Background: The Edinburgh Postnatal Depression Scale (EPDS) and Patient Health Questionnaire-9 (PHQ-9) are widely used depression screening tools, yet perceptions and understandings of their questions and of depression are not well defined in cross-cultural research.
Methods: 30 postpartum women living with HIV in Malawi were recruited from a cohort study and participated in in-depth cognitive interviews. Transcripts were evaluated following an inductive approach to identify common themes.
Results: Participants most frequently described looking sad or different than usual, self-isolation, 'thinking too much,' and anger as key symptoms of being depressed. HIV-associated stigma was commonly identified as a cause of depression. The EPDS and PHQ-9 were generally well understood but did not capture all the important symptoms of depression that women described. Participants sometimes requested clarification or rephrasing of certain EPDS and PHQ-9 questions when asked to explain the questions' meanings in their own words, and requested rephrasing more often for EPDS questions than PHQ-9 questions. Few women believed either tool was sufficient to detect depression.
Limitations: Our results may not be generalizable, but are locally contextualized. Women suffering with depression may have been more or less likely to agree to the qualitative interview depending on their comfort level discussing any current depressive symptoms.
Conclusions: Researchers and practitioners who use the EPDS and PHQ-9 should be aware of the tools' limitations in their context and population. New instruments may need to be developed or adaptations to existing tools made to improve accuracy of depression screening and diagnosis in different cultural contexts.
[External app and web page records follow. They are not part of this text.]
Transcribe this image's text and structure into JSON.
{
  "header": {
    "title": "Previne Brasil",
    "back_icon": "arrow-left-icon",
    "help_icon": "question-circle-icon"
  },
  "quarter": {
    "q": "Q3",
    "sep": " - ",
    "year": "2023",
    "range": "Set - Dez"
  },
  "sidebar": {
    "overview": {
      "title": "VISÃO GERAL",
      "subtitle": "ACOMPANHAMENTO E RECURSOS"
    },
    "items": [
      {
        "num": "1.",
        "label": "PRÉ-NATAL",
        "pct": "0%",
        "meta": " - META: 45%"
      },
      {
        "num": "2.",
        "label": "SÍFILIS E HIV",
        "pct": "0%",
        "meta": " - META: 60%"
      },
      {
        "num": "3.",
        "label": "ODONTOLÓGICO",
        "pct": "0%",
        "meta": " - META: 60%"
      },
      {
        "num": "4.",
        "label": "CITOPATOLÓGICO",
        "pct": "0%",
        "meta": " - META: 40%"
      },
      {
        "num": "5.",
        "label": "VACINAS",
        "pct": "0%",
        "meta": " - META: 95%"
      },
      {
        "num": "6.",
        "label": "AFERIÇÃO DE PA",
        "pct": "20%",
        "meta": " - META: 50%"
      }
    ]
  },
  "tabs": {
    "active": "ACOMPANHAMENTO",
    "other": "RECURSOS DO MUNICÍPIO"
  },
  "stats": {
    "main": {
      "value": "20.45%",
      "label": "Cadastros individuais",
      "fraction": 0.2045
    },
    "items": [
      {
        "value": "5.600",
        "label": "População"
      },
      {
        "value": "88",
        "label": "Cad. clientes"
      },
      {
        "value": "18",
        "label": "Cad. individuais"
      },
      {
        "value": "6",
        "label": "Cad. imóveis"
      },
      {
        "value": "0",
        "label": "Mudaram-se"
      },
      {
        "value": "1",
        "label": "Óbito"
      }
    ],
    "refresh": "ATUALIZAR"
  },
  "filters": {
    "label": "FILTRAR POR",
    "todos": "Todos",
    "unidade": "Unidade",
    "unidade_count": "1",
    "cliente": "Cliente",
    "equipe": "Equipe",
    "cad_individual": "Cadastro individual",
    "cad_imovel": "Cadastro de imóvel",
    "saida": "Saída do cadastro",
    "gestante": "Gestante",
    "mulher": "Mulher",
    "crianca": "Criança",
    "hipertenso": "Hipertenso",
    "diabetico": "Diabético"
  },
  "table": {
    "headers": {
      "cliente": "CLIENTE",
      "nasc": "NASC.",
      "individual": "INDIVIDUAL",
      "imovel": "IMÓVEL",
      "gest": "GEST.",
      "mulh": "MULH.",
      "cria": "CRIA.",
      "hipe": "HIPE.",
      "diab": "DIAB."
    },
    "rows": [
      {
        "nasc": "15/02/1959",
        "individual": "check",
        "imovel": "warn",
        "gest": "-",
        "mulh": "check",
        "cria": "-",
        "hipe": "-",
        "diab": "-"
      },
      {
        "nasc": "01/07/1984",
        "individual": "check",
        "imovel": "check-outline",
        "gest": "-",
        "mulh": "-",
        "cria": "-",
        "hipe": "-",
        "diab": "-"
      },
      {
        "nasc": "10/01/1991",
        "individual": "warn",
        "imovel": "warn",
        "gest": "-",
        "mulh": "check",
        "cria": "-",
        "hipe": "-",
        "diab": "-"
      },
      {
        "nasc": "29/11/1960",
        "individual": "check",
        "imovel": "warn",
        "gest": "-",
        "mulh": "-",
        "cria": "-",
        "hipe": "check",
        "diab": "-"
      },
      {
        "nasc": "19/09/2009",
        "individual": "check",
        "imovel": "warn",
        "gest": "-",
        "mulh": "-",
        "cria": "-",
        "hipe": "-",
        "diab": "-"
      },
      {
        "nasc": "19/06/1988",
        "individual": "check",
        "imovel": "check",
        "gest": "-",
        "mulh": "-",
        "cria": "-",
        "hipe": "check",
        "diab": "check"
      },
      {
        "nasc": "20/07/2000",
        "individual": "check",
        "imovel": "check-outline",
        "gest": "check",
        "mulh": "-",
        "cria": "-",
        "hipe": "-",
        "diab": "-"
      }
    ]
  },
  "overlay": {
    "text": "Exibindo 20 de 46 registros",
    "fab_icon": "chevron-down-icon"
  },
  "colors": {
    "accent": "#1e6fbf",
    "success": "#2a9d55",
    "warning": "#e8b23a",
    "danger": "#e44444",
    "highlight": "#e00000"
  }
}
Keywords: Cognitive interview; EPDS; HIV; PHQ-9; Perinatal depression; cross-cultural.
Copyright © 2020. Published by Elsevier B.V.